Component data from apps and pages
== Segment start ==

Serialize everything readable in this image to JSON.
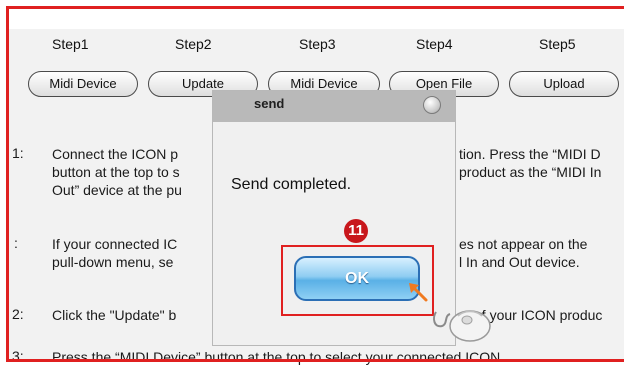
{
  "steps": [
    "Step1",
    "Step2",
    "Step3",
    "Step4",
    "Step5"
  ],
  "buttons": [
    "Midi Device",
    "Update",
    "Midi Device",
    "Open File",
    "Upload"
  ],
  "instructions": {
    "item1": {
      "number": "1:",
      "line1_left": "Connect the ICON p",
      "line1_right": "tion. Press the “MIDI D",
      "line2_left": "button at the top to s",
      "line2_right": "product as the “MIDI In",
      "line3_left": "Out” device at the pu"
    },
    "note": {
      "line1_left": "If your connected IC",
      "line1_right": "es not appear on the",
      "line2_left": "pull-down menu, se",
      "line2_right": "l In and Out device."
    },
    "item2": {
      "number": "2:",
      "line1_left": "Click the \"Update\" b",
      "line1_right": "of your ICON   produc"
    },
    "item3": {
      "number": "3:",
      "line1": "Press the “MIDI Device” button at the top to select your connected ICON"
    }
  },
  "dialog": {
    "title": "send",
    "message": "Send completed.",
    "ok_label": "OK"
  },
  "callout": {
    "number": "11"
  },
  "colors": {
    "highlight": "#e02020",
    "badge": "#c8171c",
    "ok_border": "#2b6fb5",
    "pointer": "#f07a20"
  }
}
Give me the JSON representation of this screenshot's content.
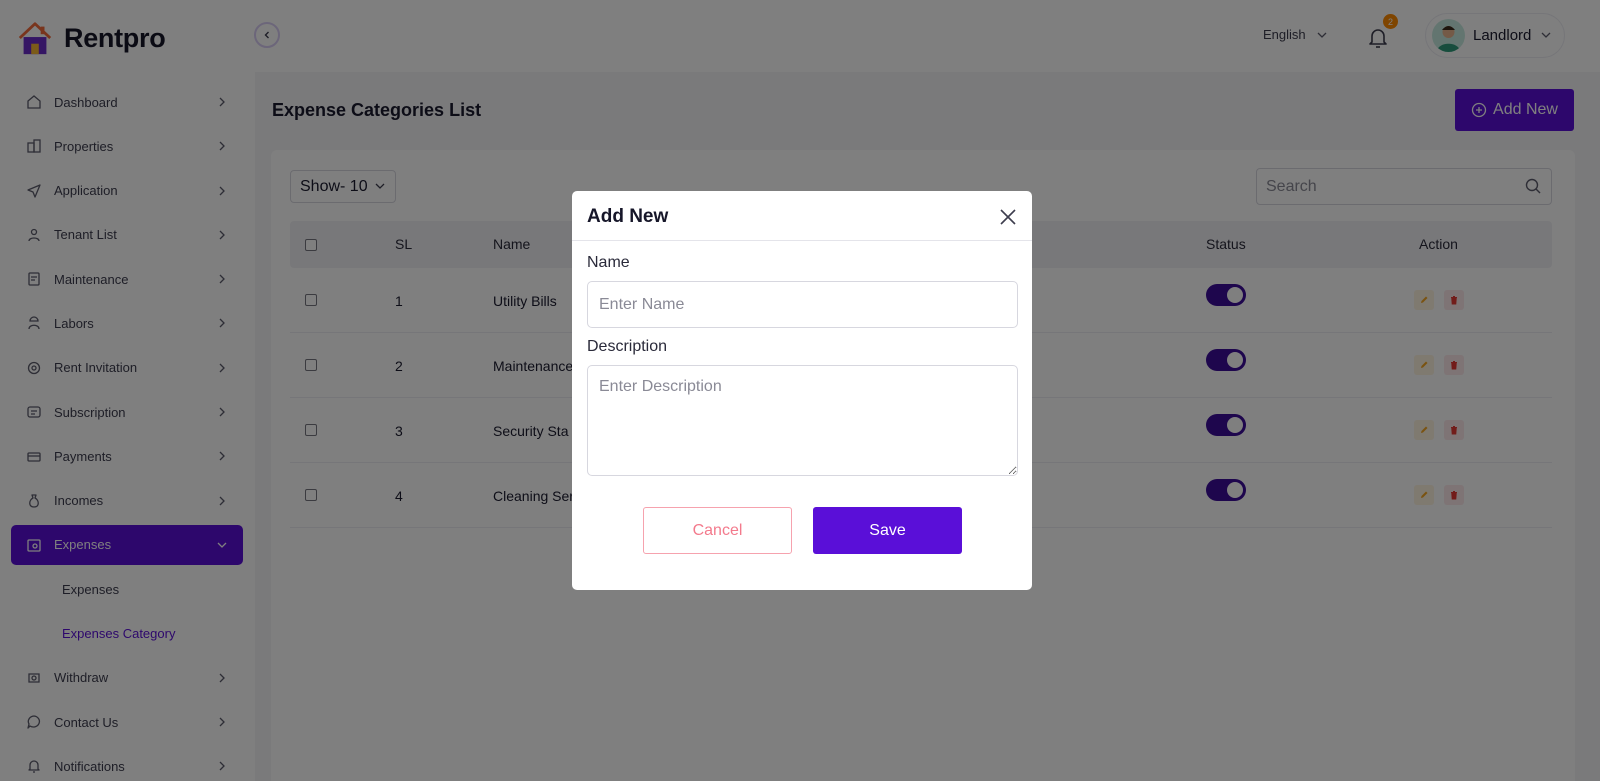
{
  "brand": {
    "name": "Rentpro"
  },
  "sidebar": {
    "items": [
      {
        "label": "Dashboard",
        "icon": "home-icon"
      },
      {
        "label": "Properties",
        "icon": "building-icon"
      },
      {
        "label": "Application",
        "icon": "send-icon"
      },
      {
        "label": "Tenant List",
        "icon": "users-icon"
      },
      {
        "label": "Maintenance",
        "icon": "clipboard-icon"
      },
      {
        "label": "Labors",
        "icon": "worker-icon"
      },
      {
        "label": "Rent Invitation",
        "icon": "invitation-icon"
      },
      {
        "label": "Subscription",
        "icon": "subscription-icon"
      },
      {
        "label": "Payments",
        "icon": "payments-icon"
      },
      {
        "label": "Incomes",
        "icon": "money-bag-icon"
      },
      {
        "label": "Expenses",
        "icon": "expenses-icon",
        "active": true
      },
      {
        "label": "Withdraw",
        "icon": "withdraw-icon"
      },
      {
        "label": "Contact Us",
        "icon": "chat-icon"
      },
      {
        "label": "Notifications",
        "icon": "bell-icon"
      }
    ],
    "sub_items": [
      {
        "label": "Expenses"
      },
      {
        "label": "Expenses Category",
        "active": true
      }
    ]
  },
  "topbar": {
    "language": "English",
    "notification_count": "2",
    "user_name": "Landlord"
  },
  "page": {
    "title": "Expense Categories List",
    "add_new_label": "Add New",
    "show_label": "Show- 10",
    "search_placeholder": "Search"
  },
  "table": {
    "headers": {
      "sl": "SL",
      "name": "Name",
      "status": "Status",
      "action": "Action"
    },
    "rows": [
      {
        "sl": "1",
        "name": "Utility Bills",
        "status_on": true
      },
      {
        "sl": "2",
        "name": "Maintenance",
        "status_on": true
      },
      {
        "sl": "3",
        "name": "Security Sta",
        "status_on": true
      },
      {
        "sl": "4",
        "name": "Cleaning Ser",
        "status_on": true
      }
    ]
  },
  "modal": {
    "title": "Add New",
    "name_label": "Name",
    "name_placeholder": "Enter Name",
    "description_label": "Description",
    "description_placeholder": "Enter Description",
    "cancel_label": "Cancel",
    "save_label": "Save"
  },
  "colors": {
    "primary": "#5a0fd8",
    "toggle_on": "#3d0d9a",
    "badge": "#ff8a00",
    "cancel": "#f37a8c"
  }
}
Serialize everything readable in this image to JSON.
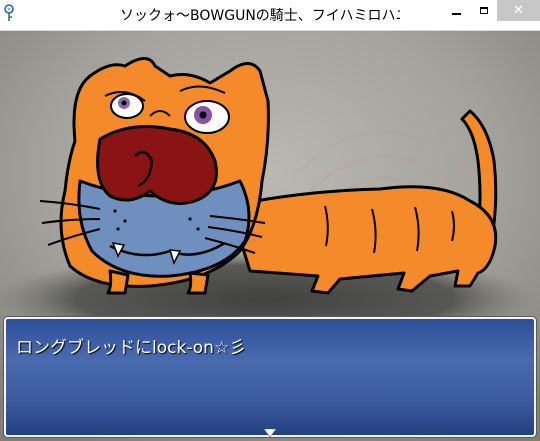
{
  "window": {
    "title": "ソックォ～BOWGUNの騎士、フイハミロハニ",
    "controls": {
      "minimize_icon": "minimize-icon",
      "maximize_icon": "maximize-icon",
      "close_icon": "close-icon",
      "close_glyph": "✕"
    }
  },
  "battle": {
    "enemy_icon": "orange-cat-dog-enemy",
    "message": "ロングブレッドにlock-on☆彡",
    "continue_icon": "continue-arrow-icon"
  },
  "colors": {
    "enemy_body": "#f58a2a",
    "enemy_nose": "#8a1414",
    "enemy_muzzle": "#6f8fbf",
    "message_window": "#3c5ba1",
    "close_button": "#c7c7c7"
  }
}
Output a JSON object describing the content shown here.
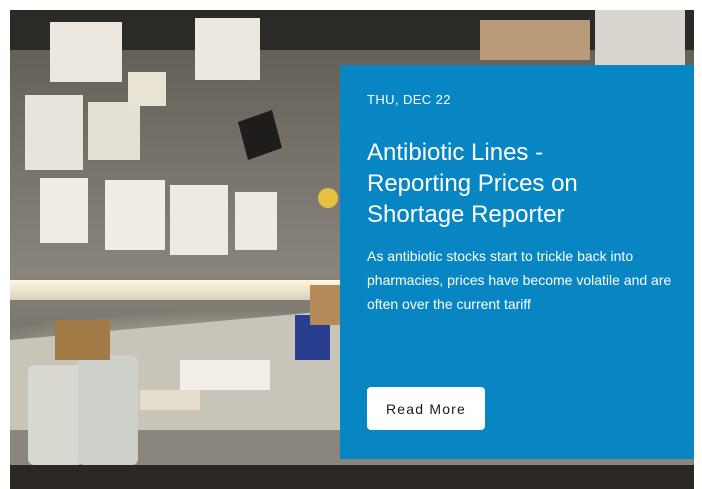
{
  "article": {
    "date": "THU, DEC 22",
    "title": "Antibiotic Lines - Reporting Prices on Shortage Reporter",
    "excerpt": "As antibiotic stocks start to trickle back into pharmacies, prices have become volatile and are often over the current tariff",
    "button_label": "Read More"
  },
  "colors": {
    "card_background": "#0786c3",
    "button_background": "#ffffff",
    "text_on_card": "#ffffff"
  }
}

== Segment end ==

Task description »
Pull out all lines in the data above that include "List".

Output of the task »
        "label": "Tenant List",
    "title": "Expense Categories List",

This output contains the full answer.